Nick Clegg heads a business delegation to Colombia and Mexico today in a bid to forge stronger trade links with the two countries, after saying the UK "took its eye off the Latin American ball".
The Deputy Prime Minister will be joined by Conservative Investment Minister Lord Livingston and Mexico Trade Envoy Lib Dem peer Baroness Bonham-Carter, as well as more than 40 UK business leaders, seeking to tap into the investment potential of the two emerging economies.
Mr Clegg said that Britain's presence in Colombia and Mexico had been "too small, too reticent and too modest for far too long".
Speaking ahead of his visit, he said: "The UK took its eye off the Latin American ball, and as a result we've fallen behind many of our other European competitors."
Mr Clegg will meet with Mexico's reforming President, Peña Nieto, for the second time to reiterate the UK's commitment to strengthening its bilateral trade relations, building on his previous visit in March 2011 and President Peña Nieto's visit to the UK in June 2013. Mr Clegg is set to announce a new target to double the UK's market share in Mexico to 1.5% by 2020.
He will also be the most senior British Government Minister to visit Colombia since 1992. He and President Juan Manuel Santos are set to discuss the terms of a new trade and investment target for Colombia, worth £4 billion by 2020.
HSBC bank, engine manufacturers Rolls Royce, commercial banknote printer De La Rue, oil and energy firm Shell, and designer architects Zaha Hadid are among the business names accompanying Mr Clegg on his trip.
"The global influence of Colombia and Mexico, both politically and economically, is increasing at an incredible rate. It is by forging greater ties with countries like these that we can rebuild our economy; find new export markets for British businesses, identify new opportunities, and sign new contracts," Mr Clegg said.
"Already we are major players as the second largest investor in Colombia and the fifth largest in Mexico. We've seen a 126% increase in the export relationship with Colombia between 2009-12, and a 9% increase in UK to Mexico exports in the last year alone.

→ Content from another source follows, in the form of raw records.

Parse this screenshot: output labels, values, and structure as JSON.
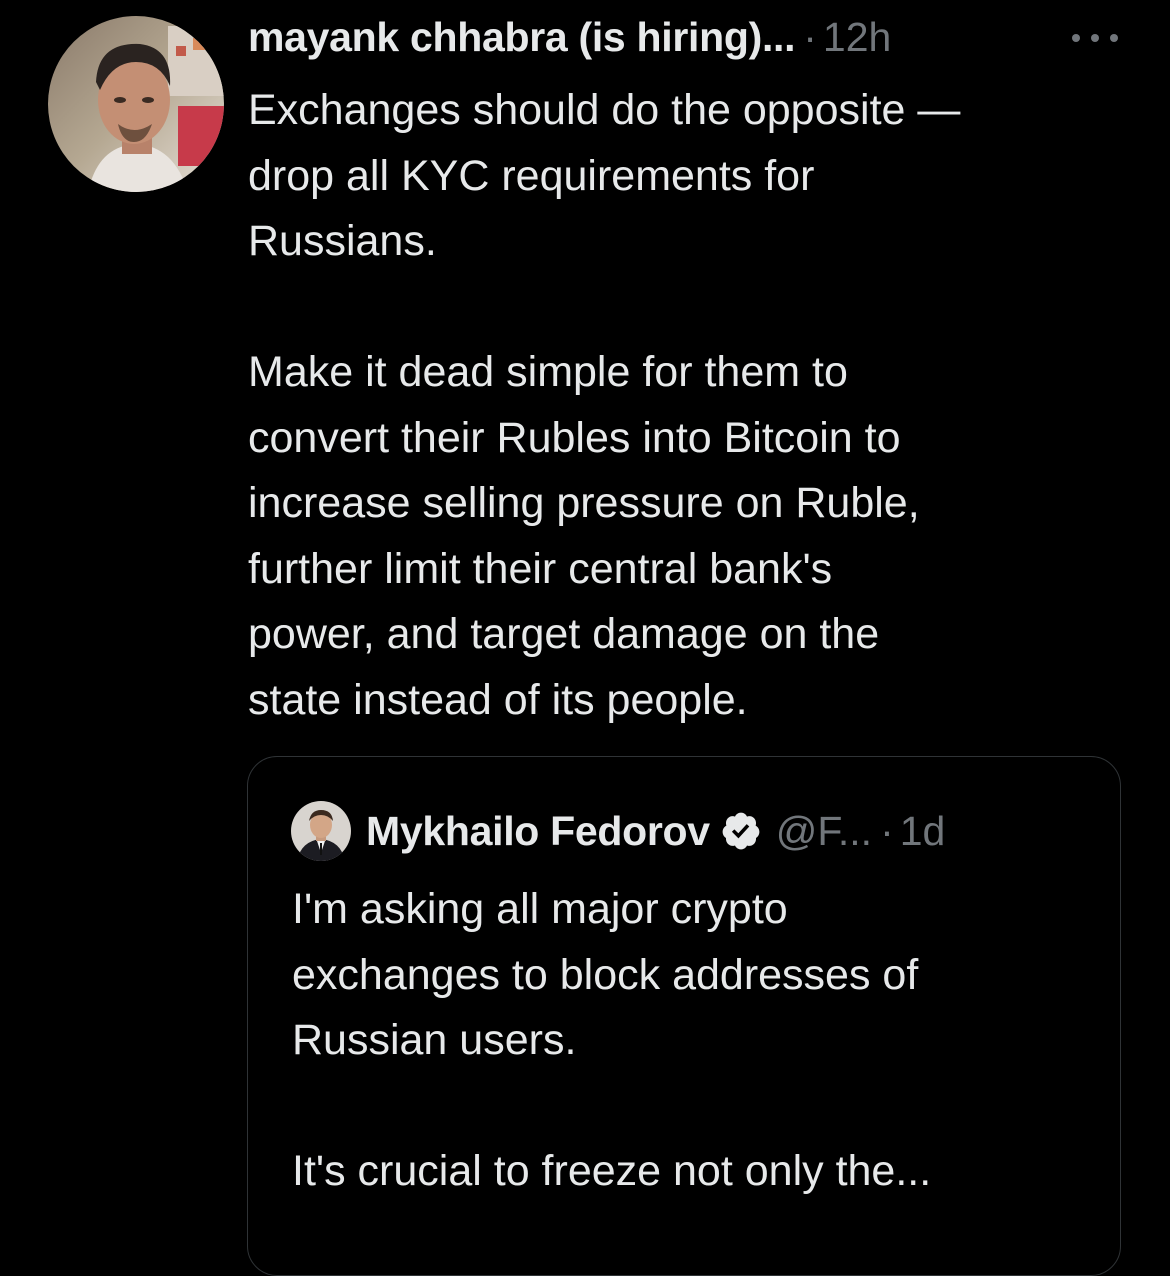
{
  "theme": {
    "background": "#000000",
    "text_primary": "#e7e9ea",
    "text_secondary": "#71767b",
    "border": "#2f3336"
  },
  "tweet": {
    "author_name": "mayank chhabra (is hiring)...",
    "separator": "·",
    "time": "12h",
    "more_icon": "more-horizontal-icon",
    "body_lines_p1": [
      "Exchanges should do the opposite —",
      "drop all KYC requirements for",
      "Russians."
    ],
    "body_lines_p2": [
      "Make it dead simple for them to",
      "convert their Rubles into Bitcoin to",
      "increase selling pressure on Ruble,",
      "further limit their central bank's",
      "power, and target damage on the",
      "state instead of its people."
    ]
  },
  "quoted_tweet": {
    "author_name": "Mykhailo Fedorov",
    "verified_icon": "verified-badge-icon",
    "handle": "@F...",
    "separator": "·",
    "time": "1d",
    "body_lines_p1": [
      "I'm asking all major crypto",
      "exchanges to block addresses of",
      "Russian users."
    ],
    "body_lines_p2": [
      "It's crucial to freeze not only the..."
    ]
  }
}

"Yet despite all that progress, the commercial and trading relationship between our nations is still a fraction of what it could be. That's why I'm so pleased to spearhead on behalf of the British Government, a major delegation - the first of its kind to Colombia - from the UK from a huge diversity of sectors. This is a real message of intent."
In what may have been a passing reference to Prime Minister David Cameron's two trade visits to China, he added: "It's been fashionable for a long time to talk about growth of major economies in Asia, but actually so much of new growth in the world economy will be in Latin America, in open, reforming economies such as Mexico and Colombia.
"Delegations and visits like this are important to the success of the relationship between Britain, Colombia and Mexico, and the long-term economic wellbeing to the UK for many years ahead."
Mr Clegg's return trip to Mexico, where he will be opening a new British Business Centre in the capital, is expected to set the tone for 2015, the Year of the UK in Mexico and Year of Mexico in the UK. The UK, which is Mexico's fifth largest investor, says it is committed to doubling its trade with Mexico to £4.2 billion by the end of 2015.
Trade and Investment Minister Lord Livingston said: "More and more British companies are exporting to Colombia and Mexico. UK exports of goods to Mexico increased by over 60% since 2009 and the export of services to Colombia has almost tripled since 2009.
"However, much more needs to be done to ensure UK companies can benefit from the huge opportunities these markets offer, particularly in the energy, infrastructure and education sectors. That is why we are taking one of the largest UK trade delegations so far to Mexico and Colombia."
Mexico makes up one of the so-called MINT countries, including Indonesia, Nigeria and Turkey - a recent acronym coined by former Goldman Sachs Asset Management chairman Jim O'Neill, who also came up with BRIC, the shorthand for Brazil, Russia, India and China.